+++ RECORDS FOR PROCESSING

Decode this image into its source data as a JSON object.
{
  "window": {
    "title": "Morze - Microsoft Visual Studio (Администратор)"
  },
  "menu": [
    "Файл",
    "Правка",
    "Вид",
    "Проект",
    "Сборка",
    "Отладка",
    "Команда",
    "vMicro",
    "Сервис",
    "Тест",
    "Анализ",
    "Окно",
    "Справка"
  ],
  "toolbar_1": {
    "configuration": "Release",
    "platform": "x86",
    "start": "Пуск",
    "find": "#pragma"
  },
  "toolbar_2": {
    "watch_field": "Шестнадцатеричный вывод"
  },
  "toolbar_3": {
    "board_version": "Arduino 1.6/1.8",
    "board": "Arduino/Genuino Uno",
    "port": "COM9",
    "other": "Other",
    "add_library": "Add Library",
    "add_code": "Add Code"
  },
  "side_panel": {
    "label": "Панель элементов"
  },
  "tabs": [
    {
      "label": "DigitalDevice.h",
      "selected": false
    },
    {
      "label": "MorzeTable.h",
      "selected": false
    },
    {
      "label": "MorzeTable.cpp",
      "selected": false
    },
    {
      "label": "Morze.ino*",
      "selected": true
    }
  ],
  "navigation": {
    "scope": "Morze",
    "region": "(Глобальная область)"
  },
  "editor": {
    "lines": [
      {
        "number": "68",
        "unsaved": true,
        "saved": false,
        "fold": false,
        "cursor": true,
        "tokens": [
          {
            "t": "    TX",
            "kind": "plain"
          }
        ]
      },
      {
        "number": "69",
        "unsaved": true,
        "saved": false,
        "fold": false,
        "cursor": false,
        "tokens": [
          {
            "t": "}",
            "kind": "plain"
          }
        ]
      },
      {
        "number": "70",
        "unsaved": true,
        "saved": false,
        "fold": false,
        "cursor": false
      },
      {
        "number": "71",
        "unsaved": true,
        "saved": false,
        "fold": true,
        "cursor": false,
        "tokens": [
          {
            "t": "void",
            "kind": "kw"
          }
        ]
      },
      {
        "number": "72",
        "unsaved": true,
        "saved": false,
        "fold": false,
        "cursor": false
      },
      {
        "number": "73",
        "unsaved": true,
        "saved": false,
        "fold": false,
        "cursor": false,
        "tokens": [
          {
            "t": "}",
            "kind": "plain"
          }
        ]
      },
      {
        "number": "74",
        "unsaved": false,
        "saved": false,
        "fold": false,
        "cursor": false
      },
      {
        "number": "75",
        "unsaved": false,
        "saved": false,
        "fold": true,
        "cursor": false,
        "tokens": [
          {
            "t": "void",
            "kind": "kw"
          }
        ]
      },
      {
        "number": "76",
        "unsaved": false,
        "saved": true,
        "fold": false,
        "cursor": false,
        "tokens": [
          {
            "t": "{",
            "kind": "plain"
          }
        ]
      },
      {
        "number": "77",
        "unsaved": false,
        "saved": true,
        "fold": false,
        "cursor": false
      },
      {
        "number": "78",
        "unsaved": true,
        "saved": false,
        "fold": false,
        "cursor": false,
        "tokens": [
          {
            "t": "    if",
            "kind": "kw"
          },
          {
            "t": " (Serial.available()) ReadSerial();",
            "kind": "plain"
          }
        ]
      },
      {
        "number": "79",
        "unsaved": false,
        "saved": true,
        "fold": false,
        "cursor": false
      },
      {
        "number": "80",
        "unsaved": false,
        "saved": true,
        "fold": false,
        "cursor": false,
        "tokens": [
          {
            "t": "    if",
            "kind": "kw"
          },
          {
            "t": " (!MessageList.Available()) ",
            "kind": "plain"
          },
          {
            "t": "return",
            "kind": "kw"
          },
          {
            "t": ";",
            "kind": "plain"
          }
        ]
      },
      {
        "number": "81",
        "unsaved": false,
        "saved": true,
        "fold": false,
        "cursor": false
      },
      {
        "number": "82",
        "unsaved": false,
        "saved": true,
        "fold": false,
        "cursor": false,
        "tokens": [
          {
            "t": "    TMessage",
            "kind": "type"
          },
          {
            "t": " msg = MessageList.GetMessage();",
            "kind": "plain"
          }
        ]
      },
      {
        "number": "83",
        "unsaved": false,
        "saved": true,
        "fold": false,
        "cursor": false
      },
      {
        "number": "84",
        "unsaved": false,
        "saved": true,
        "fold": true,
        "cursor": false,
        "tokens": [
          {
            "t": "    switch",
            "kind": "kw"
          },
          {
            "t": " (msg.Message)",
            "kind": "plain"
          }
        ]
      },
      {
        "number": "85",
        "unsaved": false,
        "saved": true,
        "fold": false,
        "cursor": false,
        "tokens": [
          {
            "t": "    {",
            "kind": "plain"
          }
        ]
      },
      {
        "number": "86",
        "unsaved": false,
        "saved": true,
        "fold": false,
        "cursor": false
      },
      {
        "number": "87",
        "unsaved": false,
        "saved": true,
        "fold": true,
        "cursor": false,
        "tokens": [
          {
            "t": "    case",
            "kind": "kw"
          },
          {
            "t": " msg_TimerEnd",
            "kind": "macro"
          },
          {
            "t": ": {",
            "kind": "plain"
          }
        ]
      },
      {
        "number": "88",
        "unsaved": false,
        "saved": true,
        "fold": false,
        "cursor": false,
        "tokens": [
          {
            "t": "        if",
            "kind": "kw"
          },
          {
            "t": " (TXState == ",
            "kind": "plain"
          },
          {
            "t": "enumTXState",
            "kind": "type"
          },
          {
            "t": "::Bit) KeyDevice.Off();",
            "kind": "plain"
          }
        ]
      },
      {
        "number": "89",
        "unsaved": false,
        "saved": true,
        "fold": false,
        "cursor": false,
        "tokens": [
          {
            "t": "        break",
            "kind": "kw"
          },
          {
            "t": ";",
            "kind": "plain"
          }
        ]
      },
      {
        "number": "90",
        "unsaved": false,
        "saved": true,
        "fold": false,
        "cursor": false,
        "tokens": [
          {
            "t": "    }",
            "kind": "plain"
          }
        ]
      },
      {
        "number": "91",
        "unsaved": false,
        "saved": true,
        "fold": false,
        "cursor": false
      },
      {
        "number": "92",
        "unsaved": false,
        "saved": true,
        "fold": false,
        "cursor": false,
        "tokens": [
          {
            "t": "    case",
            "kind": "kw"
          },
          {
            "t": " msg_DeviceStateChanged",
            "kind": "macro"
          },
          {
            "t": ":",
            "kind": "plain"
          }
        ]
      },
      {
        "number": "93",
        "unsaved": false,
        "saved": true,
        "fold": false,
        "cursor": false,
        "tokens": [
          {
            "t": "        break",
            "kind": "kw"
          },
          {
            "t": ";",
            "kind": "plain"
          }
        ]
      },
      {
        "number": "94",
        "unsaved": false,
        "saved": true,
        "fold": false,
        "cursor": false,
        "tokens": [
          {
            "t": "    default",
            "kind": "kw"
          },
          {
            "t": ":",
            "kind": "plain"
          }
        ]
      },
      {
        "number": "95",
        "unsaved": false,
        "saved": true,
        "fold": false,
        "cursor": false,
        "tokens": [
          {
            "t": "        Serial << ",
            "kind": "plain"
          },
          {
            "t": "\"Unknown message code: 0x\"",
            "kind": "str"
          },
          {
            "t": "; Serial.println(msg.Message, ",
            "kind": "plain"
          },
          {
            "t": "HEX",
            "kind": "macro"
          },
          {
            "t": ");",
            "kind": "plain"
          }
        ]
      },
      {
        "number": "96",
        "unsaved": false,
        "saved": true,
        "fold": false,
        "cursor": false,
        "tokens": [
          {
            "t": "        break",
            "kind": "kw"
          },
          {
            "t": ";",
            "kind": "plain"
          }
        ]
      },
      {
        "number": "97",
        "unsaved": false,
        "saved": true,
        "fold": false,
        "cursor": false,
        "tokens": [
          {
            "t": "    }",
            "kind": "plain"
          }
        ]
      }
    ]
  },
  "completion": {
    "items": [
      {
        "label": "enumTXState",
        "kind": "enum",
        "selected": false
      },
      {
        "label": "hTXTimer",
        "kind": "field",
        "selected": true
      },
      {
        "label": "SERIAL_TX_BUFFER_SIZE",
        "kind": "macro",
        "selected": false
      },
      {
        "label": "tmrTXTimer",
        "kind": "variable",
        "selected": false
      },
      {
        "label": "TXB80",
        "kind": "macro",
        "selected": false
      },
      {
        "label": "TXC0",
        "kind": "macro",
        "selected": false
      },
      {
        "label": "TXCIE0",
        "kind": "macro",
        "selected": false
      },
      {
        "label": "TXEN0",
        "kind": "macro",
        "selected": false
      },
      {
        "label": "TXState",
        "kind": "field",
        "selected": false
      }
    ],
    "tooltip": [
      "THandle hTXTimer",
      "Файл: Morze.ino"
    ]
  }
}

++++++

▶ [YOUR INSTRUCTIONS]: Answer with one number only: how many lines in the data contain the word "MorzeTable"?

▶ [SOLVED EXERCISE]: 2